What Is the State of Health Research On Gay, Bisexual and Other Men Who Have Sex with Men? A Systematic Review of the Literature
Health research studies on sexual minority men have employed various measures of sexual orientation. Currently, there are three common ways in which sexual orientation is operationalized in health research: self-reported identity (gay/bisexual/heterosexual), sexual behavior (with same and/or opposite sex partners) and sexual attraction. However, the use and definition of these measures widely vary across studies. This can lead to confusion about how to interpret research findings regarding health outcomes for sexual minority men. The purpose of this systematic literature review was to 1) identify how sexual orientation is measured in health research on sexual minority men, 2) to examine the types of health outcomes in relation to the dimension of sexual orientation measured, and 3) to critically examine how varying definitions and measures of sexual orientation may impact the study outcomes.
A comprehensive search strategy was used to locate studies for the review. To be included, the study must be 1) a quantitative design, that 2) sampled sexual minority men, and 3) focused on a health topic. The research must be 4) published in peer-reviewed journal, 5) in English, 6) in 2010. The electronic search was conducted across multiple databases, such as CINAHL, Embase, PsychINFO, and PubMed. Key words included: gay, bisexual*, homosexual*, men who have sex with men, non-gay and resulted in 3905 references. After removing duplicates (n=1710), two authors independently assessed each article for inclusion and described reasons for exclusion. In cases of disagreement, all authors worked to build consensus. Detailed data extraction of each eligible study (n= 250) was conducted with EPPI-Reviewer 4 software. Data included: dimension of sexual orientation measure, health outcome, sample size, country of research, sampling methods, study design, sample racial makeup, and youth/adolescent focus.
The majority of studies included in this review used behavior (66.8%) and identity (50.40%) to measure men’s sexual orientation (Some used more than one measure). This was followed by attraction (4.8%) and a composite of two or more measures (5.2%). These measures of sexual orientation were employed to study over 34 health outcomes, including sexual health, drug/alcohol use, and mental health. HIV and sexual risk were the majority of the health outcomes examined. Behavior was most often used in sexual health studies, while identity was more often used for mental health outcomes. However, these measures of sexual orientation were not always defined or articulated, and researchers often failed to report why they chose the particular measure of sexual orientation. The study revealed at least 12 other ways in which men’s sexual orientation was measured. Nearly half of the studies (44%) did not identify the racial/ethnic makeup of the samples.

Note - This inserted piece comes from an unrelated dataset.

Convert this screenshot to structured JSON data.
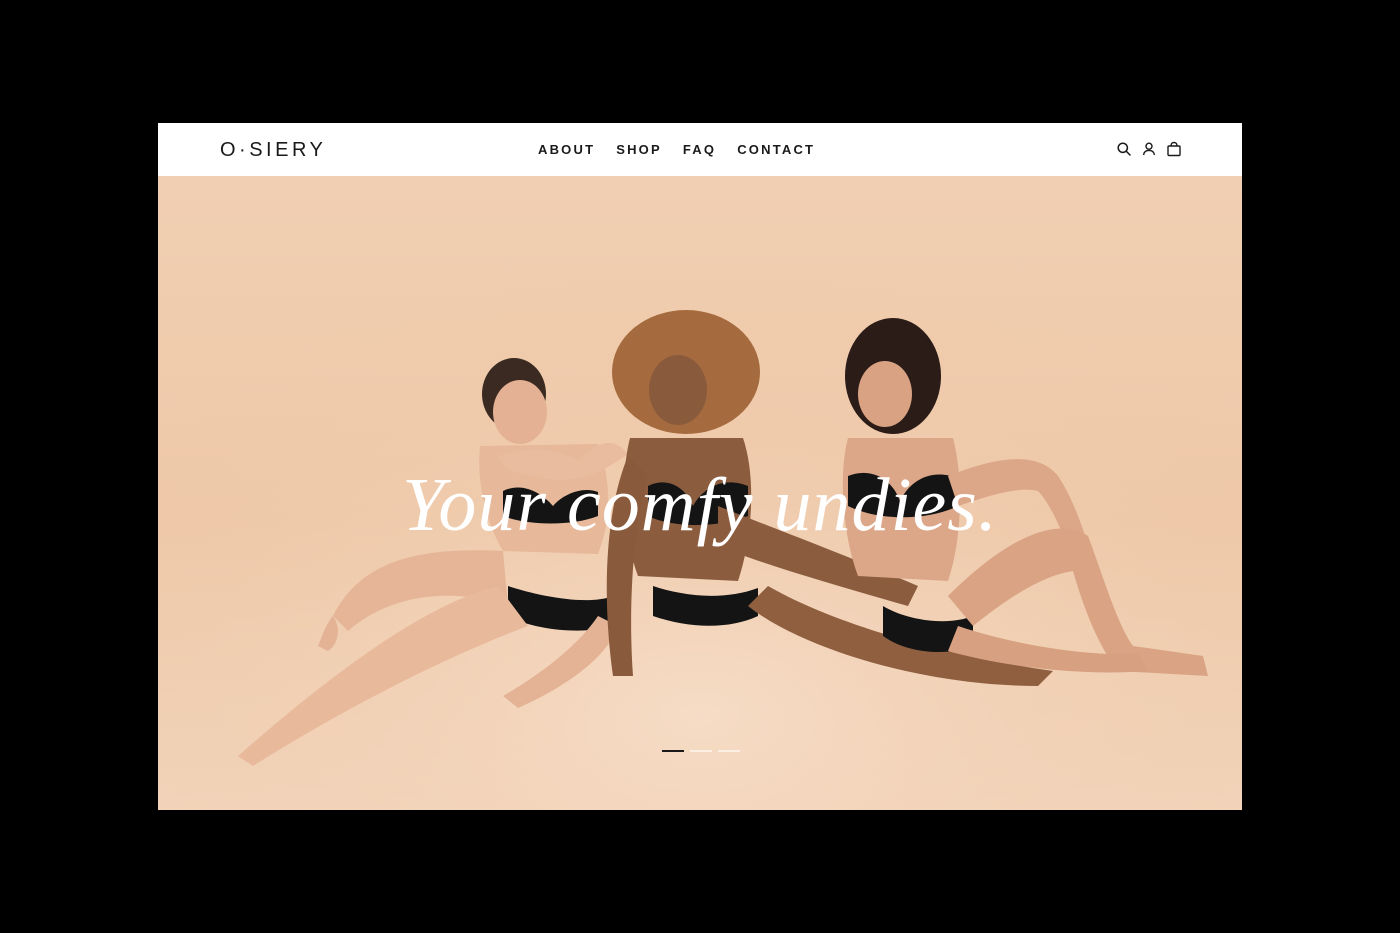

These results highlight the complexity and diversity in the ways in which sexual orientation is operationalized in studying health outcomes among sexual minority men. This study suggests social work practitioners and researchers critically appraise how measurement of male sexual orientation may impact the findings on health outcomes. Finally, this study stresses the importance of researchers clearly defining sexual orientation and articulating the rationale for their measures.